— Your objective —
Please restate the records below word for word, leaving out every picture.

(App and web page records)
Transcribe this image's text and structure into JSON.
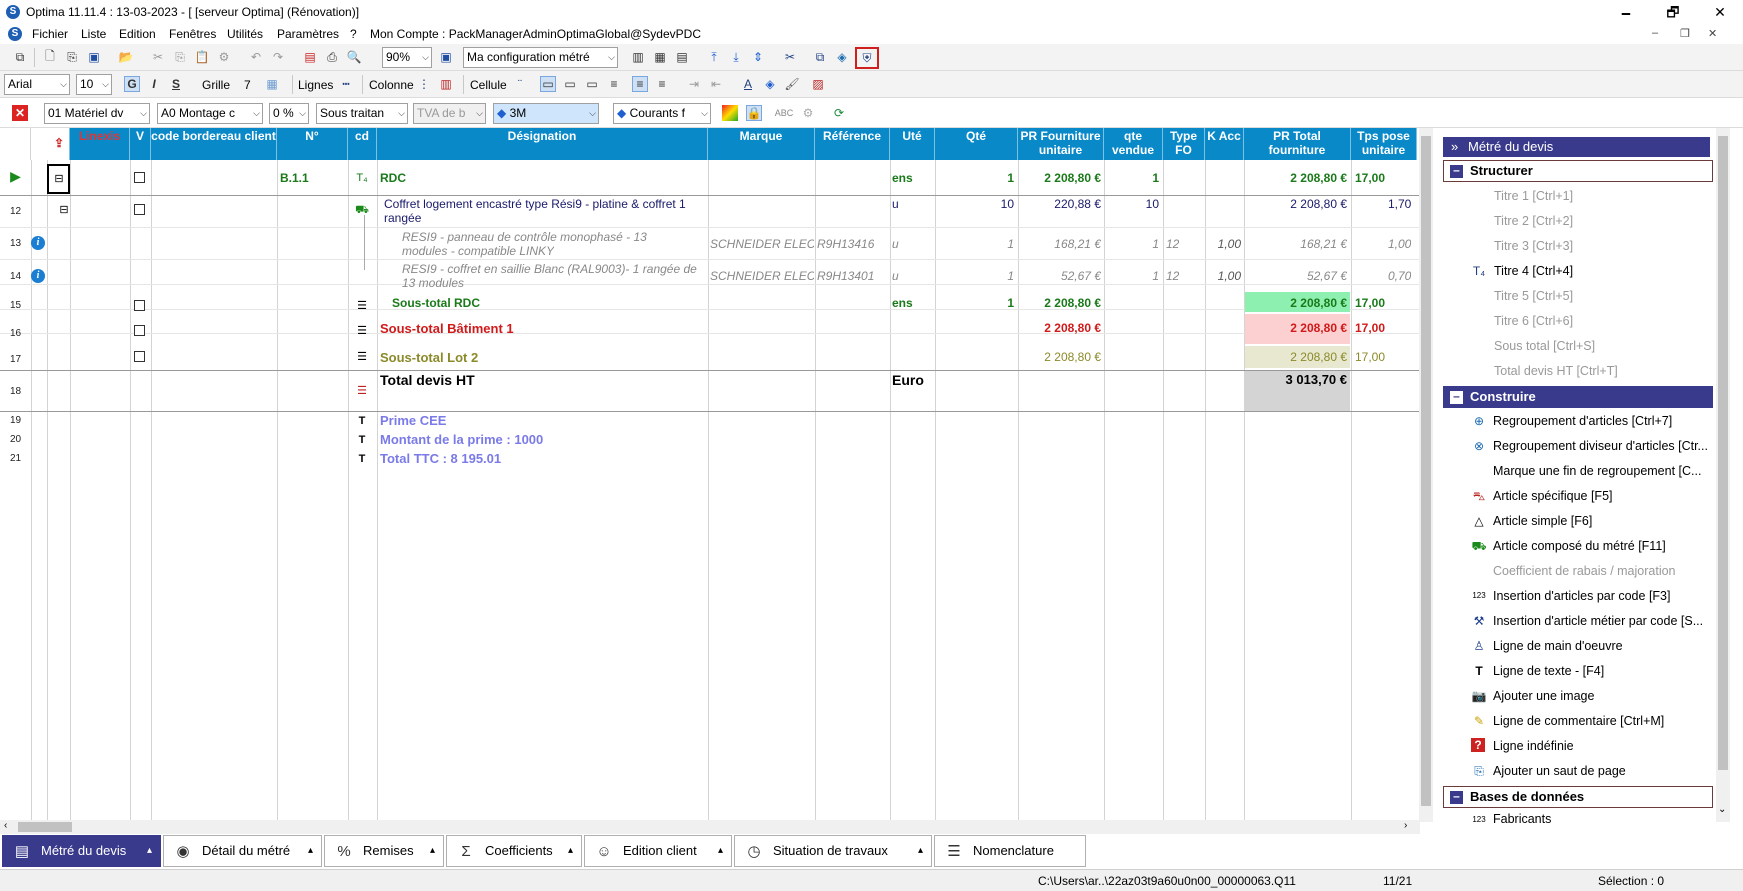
{
  "window": {
    "title": "Optima 11.11.4 : 13-03-2023 - [ [serveur Optima] (Rénovation)]",
    "app_icon": "optima-logo-icon",
    "minimize": "🗕",
    "maximize": "🗗",
    "close": "✕"
  },
  "menu": [
    "Fichier",
    "Liste",
    "Edition",
    "Fenêtres",
    "Utilités",
    "Paramètres",
    "?",
    "Mon Compte : PackManagerAdminOptimaGlobal@SydevPDC"
  ],
  "toolbar1": {
    "zoom": "90%",
    "config": "Ma configuration métré"
  },
  "toolbar2": {
    "font": "Arial",
    "size": "10",
    "bold": "G",
    "italic": "I",
    "strike": "S",
    "grille": "Grille",
    "grille_val": "7",
    "lignes": "Lignes",
    "colonne": "Colonne",
    "cellule": "Cellule"
  },
  "toolbar3": {
    "materiel": "01  Matériel dv",
    "montage": "A0  Montage c",
    "pct": "0 %",
    "sous": "Sous traitan",
    "tva": "TVA de b",
    "marque": "3M",
    "courants": "Courants f"
  },
  "columns": [
    "Linexis",
    "V",
    "code bordereau client",
    "N°",
    "cd",
    "Désignation",
    "Marque",
    "Référence",
    "Uté",
    "Qté",
    "PR Fourniture unitaire",
    "qte vendue",
    "Type FO",
    "K Acc",
    "PR Total fourniture",
    "Tps pose unitaire"
  ],
  "rows": {
    "r0": {
      "num": "B.1.1",
      "des": "RDC",
      "ute": "ens",
      "qte": "1",
      "pru": "2 208,80 €",
      "qv": "1",
      "prt": "2 208,80 €",
      "tps": "17,00"
    },
    "r12": {
      "rn": "12",
      "des1": "Coffret logement encastré type Rési9 - platine & coffret 1",
      "des2": "rangée",
      "ute": "u",
      "qte": "10",
      "pru": "220,88 €",
      "qv": "10",
      "prt": "2 208,80 €",
      "tps": "1,70"
    },
    "r13": {
      "rn": "13",
      "des1": "RESI9 - panneau de contrôle monophasé - 13",
      "des2": "modules - compatible LINKY",
      "marque": "SCHNEIDER ELEC",
      "ref": "R9H13416",
      "ute": "u",
      "qte": "1",
      "pru": "168,21 €",
      "qv": "1",
      "type": "12",
      "kacc": "1,00",
      "prt": "168,21 €",
      "tps": "1,00"
    },
    "r14": {
      "rn": "14",
      "des1": "RESI9 - coffret en saillie Blanc (RAL9003)- 1 rangée de",
      "des2": "13 modules",
      "marque": "SCHNEIDER ELEC",
      "ref": "R9H13401",
      "ute": "u",
      "qte": "1",
      "pru": "52,67 €",
      "qv": "1",
      "type": "12",
      "kacc": "1,00",
      "prt": "52,67 €",
      "tps": "0,70"
    },
    "r15": {
      "rn": "15",
      "des": "Sous-total RDC",
      "ute": "ens",
      "qte": "1",
      "pru": "2 208,80 €",
      "prt": "2 208,80 €",
      "tps": "17,00"
    },
    "r16": {
      "rn": "16",
      "des": "Sous-total Bâtiment 1",
      "pru": "2 208,80 €",
      "prt": "2 208,80 €",
      "tps": "17,00"
    },
    "r17": {
      "rn": "17",
      "des": "Sous-total Lot 2",
      "pru": "2 208,80 €",
      "prt": "2 208,80 €",
      "tps": "17,00"
    },
    "r18": {
      "rn": "18",
      "des": "Total devis HT",
      "ute": "Euro",
      "prt": "3 013,70 €"
    },
    "r19": {
      "rn": "19",
      "des": "Prime CEE"
    },
    "r20": {
      "rn": "20",
      "des": "Montant  de la prime : 1000"
    },
    "r21": {
      "rn": "21",
      "des": "Total TTC : 8 195.01"
    }
  },
  "side": {
    "title": "Métré du devis",
    "structurer": "Structurer",
    "struct_items": [
      "Titre 1 [Ctrl+1]",
      "Titre 2 [Ctrl+2]",
      "Titre 3 [Ctrl+3]",
      "Titre 4 [Ctrl+4]",
      "Titre 5 [Ctrl+5]",
      "Titre 6 [Ctrl+6]",
      "Sous total [Ctrl+S]",
      "Total devis HT [Ctrl+T]"
    ],
    "construire": "Construire",
    "constr_items": [
      "Regroupement d'articles  [Ctrl+7]",
      "Regroupement diviseur d'articles [Ctr...",
      "Marque une fin de regroupement  [C...",
      "Article spécifique [F5]",
      "Article simple [F6]",
      "Article composé du métré [F11]",
      "Coefficient de rabais / majoration",
      "Insertion d'articles par code [F3]",
      "Insertion d'article métier par code [S...",
      "Ligne de main d'oeuvre",
      "Ligne de texte - [F4]",
      "Ajouter une image",
      "Ligne de commentaire [Ctrl+M]",
      "Ligne indéfinie",
      "Ajouter un saut de page"
    ],
    "bases": "Bases de données",
    "bases_items": [
      "Fabricants"
    ]
  },
  "tabs": [
    "Métré du devis",
    "Détail du métré",
    "Remises",
    "Coefficients",
    "Edition client",
    "Situation de travaux",
    "Nomenclature"
  ],
  "status": {
    "path": "C:\\Users\\ar..\\22az03t9a60u0n00_00000063.Q11",
    "pos": "11/21",
    "sel": "Sélection : 0"
  }
}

— Exercise solution —
Transcribe this image's text and structure into JSON.
{
  "window": {
    "title": "Optima 11.11.4 : 13-03-2023 - [ [serveur Optima] (Rénovation)]",
    "app_icon": "optima-logo-icon",
    "minimize": "🗕",
    "maximize": "🗗",
    "close": "✕"
  },
  "menu": [
    "Fichier",
    "Liste",
    "Edition",
    "Fenêtres",
    "Utilités",
    "Paramètres",
    "?",
    "Mon Compte : PackManagerAdminOptimaGlobal@SydevPDC"
  ],
  "toolbar1": {
    "zoom": "90%",
    "config": "Ma configuration métré"
  },
  "toolbar2": {
    "font": "Arial",
    "size": "10",
    "bold": "G",
    "italic": "I",
    "strike": "S",
    "grille": "Grille",
    "grille_val": "7",
    "lignes": "Lignes",
    "colonne": "Colonne",
    "cellule": "Cellule"
  },
  "toolbar3": {
    "materiel": "01  Matériel dv",
    "montage": "A0  Montage c",
    "pct": "0 %",
    "sous": "Sous traitan",
    "tva": "TVA de b",
    "marque": "3M",
    "courants": "Courants f"
  },
  "columns": [
    "Linexis",
    "V",
    "code bordereau client",
    "N°",
    "cd",
    "Désignation",
    "Marque",
    "Référence",
    "Uté",
    "Qté",
    "PR Fourniture unitaire",
    "qte vendue",
    "Type FO",
    "K Acc",
    "PR Total fourniture",
    "Tps pose unitaire"
  ],
  "rows": {
    "r0": {
      "num": "B.1.1",
      "des": "RDC",
      "ute": "ens",
      "qte": "1",
      "pru": "2 208,80 €",
      "qv": "1",
      "prt": "2 208,80 €",
      "tps": "17,00"
    },
    "r12": {
      "rn": "12",
      "des1": "Coffret logement encastré type Rési9 - platine & coffret 1",
      "des2": "rangée",
      "ute": "u",
      "qte": "10",
      "pru": "220,88 €",
      "qv": "10",
      "prt": "2 208,80 €",
      "tps": "1,70"
    },
    "r13": {
      "rn": "13",
      "des1": "RESI9 - panneau de contrôle monophasé - 13",
      "des2": "modules - compatible LINKY",
      "marque": "SCHNEIDER ELEC",
      "ref": "R9H13416",
      "ute": "u",
      "qte": "1",
      "pru": "168,21 €",
      "qv": "1",
      "type": "12",
      "kacc": "1,00",
      "prt": "168,21 €",
      "tps": "1,00"
    },
    "r14": {
      "rn": "14",
      "des1": "RESI9 - coffret en saillie Blanc (RAL9003)- 1 rangée de",
      "des2": "13 modules",
      "marque": "SCHNEIDER ELEC",
      "ref": "R9H13401",
      "ute": "u",
      "qte": "1",
      "pru": "52,67 €",
      "qv": "1",
      "type": "12",
      "kacc": "1,00",
      "prt": "52,67 €",
      "tps": "0,70"
    },
    "r15": {
      "rn": "15",
      "des": "Sous-total RDC",
      "ute": "ens",
      "qte": "1",
      "pru": "2 208,80 €",
      "prt": "2 208,80 €",
      "tps": "17,00"
    },
    "r16": {
      "rn": "16",
      "des": "Sous-total Bâtiment 1",
      "pru": "2 208,80 €",
      "prt": "2 208,80 €",
      "tps": "17,00"
    },
    "r17": {
      "rn": "17",
      "des": "Sous-total Lot 2",
      "pru": "2 208,80 €",
      "prt": "2 208,80 €",
      "tps": "17,00"
    },
    "r18": {
      "rn": "18",
      "des": "Total devis HT",
      "ute": "Euro",
      "prt": "3 013,70 €"
    },
    "r19": {
      "rn": "19",
      "des": "Prime CEE"
    },
    "r20": {
      "rn": "20",
      "des": "Montant  de la prime : 1000"
    },
    "r21": {
      "rn": "21",
      "des": "Total TTC : 8 195.01"
    }
  },
  "side": {
    "title": "Métré du devis",
    "structurer": "Structurer",
    "struct_items": [
      "Titre 1 [Ctrl+1]",
      "Titre 2 [Ctrl+2]",
      "Titre 3 [Ctrl+3]",
      "Titre 4 [Ctrl+4]",
      "Titre 5 [Ctrl+5]",
      "Titre 6 [Ctrl+6]",
      "Sous total [Ctrl+S]",
      "Total devis HT [Ctrl+T]"
    ],
    "construire": "Construire",
    "constr_items": [
      "Regroupement d'articles  [Ctrl+7]",
      "Regroupement diviseur d'articles [Ctr...",
      "Marque une fin de regroupement  [C...",
      "Article spécifique [F5]",
      "Article simple [F6]",
      "Article composé du métré [F11]",
      "Coefficient de rabais / majoration",
      "Insertion d'articles par code [F3]",
      "Insertion d'article métier par code [S...",
      "Ligne de main d'oeuvre",
      "Ligne de texte - [F4]",
      "Ajouter une image",
      "Ligne de commentaire [Ctrl+M]",
      "Ligne indéfinie",
      "Ajouter un saut de page"
    ],
    "bases": "Bases de données",
    "bases_items": [
      "Fabricants"
    ]
  },
  "tabs": [
    "Métré du devis",
    "Détail du métré",
    "Remises",
    "Coefficients",
    "Edition client",
    "Situation de travaux",
    "Nomenclature"
  ],
  "status": {
    "path": "C:\\Users\\ar..\\22az03t9a60u0n00_00000063.Q11",
    "pos": "11/21",
    "sel": "Sélection : 0"
  }
}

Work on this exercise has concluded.